How to pay taxes in Russia if you went abroad for a long time and became a non-resident
When can a person become a non-resident?
It should be borne in mind that in the absence of a person in the country for 183 or more days over the past year, the status of a tax resident is lost. Starting from this moment, it will be necessary to pay the personal income tax difference equal to 17% of all income to the budget. In this case, you need to inform the employer that the tax status has changed and after that he will have to recalculate the tax at a rate of 30%. Those interest that have not been paid for each month since the beginning of the year will be deducted from the following salaries.
A person can receive income from a company located in Russia, according to an agreement, which can be both labor and GPC – it does not matter. According to the law, the status is checked on each date when income is paid, and finally at the end of the year. It turns out that if a person is a resident, then for the current year he will remain so and vice versa.
It should be taken into account when traveling back to the Russian Federation that the day of arrival will be counted as spent in the Russian Federation. And also on the days when a person is on the territory of the Russian Federation, the time of departure from the country for a period of up to six months for the purpose of treatment or study is taken into account. These 183 days may not be consecutive. It may happen that a person has returned to the Russian Federation and this will not reset the period of his stay abroad, which has accumulated over the past 12 months. And vice versa, if he goes abroad, this will not write off the days that he was in Russia in the same 12 months.
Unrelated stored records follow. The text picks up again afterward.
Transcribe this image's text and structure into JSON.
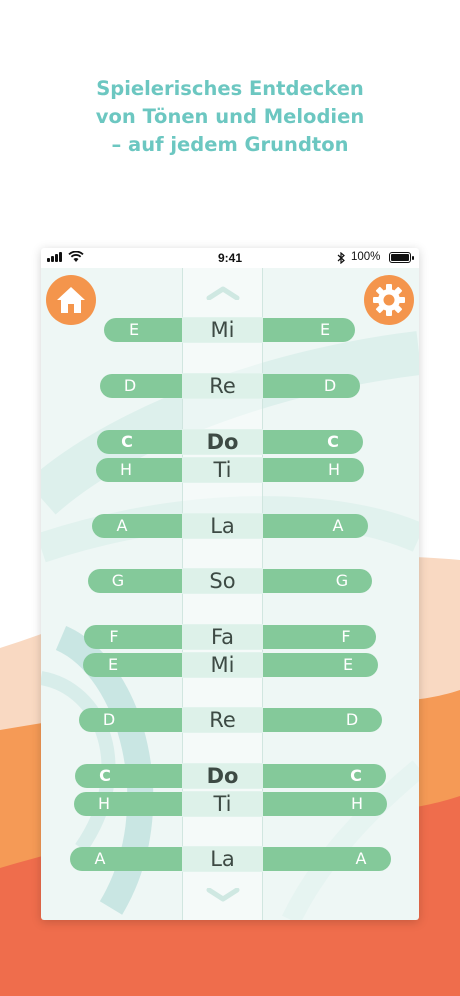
{
  "headline": {
    "line1": "Spielerisches Entdecken",
    "line2": "von Tönen und Melodien",
    "line3": "– auf jedem Grundton"
  },
  "colors": {
    "headline_teal": "#6cc7c1",
    "pill_green": "#84c99a",
    "button_orange": "#f4954c",
    "wave_peach": "#f9d9c2",
    "wave_orange": "#f59a56",
    "wave_red": "#ef6d4c"
  },
  "status_bar": {
    "time": "9:41",
    "battery": "100%"
  },
  "icons": {
    "home": "home-icon",
    "settings": "gear-icon",
    "scroll_up": "chevron-up-icon",
    "scroll_down": "chevron-down-icon"
  },
  "rows": [
    {
      "left": "E",
      "center": "Mi",
      "right": "E",
      "bold": false
    },
    {
      "left": "D",
      "center": "Re",
      "right": "D",
      "bold": false
    },
    {
      "left": "C",
      "center": "Do",
      "right": "C",
      "bold": true
    },
    {
      "left": "H",
      "center": "Ti",
      "right": "H",
      "bold": false
    },
    {
      "left": "A",
      "center": "La",
      "right": "A",
      "bold": false
    },
    {
      "left": "G",
      "center": "So",
      "right": "G",
      "bold": false
    },
    {
      "left": "F",
      "center": "Fa",
      "right": "F",
      "bold": false
    },
    {
      "left": "E",
      "center": "Mi",
      "right": "E",
      "bold": false
    },
    {
      "left": "D",
      "center": "Re",
      "right": "D",
      "bold": false
    },
    {
      "left": "C",
      "center": "Do",
      "right": "C",
      "bold": true
    },
    {
      "left": "H",
      "center": "Ti",
      "right": "H",
      "bold": false
    },
    {
      "left": "A",
      "center": "La",
      "right": "A",
      "bold": false
    }
  ]
}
How to pay taxes in such cases
People who left Russia, but still continue to work for firms in the Russian Federation, should deal with the topic of residency, because the amount of personal income tax depends on it. The fact that a person is a resident or not will only matter for personal income tax. More precisely, in this article we will talk about tax residency. Tax residents and non-residents are equal in responsibilities and in paying most other taxes.
A tax resident of the Russian Federation, in accordance with Article 224 of the Tax Code of the Russian Federation, deducts 13% of income less than 5 million rubles a year and 650,000 rubles and 15% of income over 5 million rubles a year. For non-residents, the tax rate is already 30%. But there are some exceptions here, for example, non-residents are required to pay 15% on dividends from public companies in other countries, as well as interest on deposits or account balances, etc.
When a worker does their work remotely, where it is done determines where the income comes from. If this is the territory of the Russian Federation, then the source of income is Russian. If it is abroad, then, accordingly, a foreign source of income, despite the fact that the employer or customer is from Russia. This moment may change from 2023 and this kind of income can be recognized as earnings in Russia, regardless of the terms of the contract.
Do I need to notify about departure and change of tax status
The legislation does not provide that people in such cases need to notify the tax service and other government agencies. The tax authorities themselves learn about the status, based on information from the income certificate, which is submitted by the employer in Russia at the end of the year, as well as by the customer or broker. There is another case when a person submits a 3-NDFL declaration, which will indicate whether he or she is a resident.
Despite the fact that the tax code does not oblige to notify the employer from Russia, it happens that such a requirement can be enshrined in the local regulatory act of the employer, the GPC agreement with the customer, or in the brokerage agreement. Of course, if this is just such a situation, then the obligation will have to be fulfilled.
But in Russia, quite a lot of employers and customers do not track the status of an employee, because it is much easier for them to pay 13% personal income tax than at a rate of 30%. Of course, it is more profitable for non-residents who are citizens of the Russian Federation, because at the same time there is still the opportunity to receive a deduction. Despite this, some risks are still present.
Be that as it may, the tax authorities may calculate the change in resident status not on direct grounds. For example, a person could report that he opened an account abroad. Or if there is an exchange of financial information with the country where he resides, which occurs automatically. And yet, indirect signs cannot be direct evidence and, therefore, only by them it will not be possible to call a citizen of the Russian Federation a non-resident.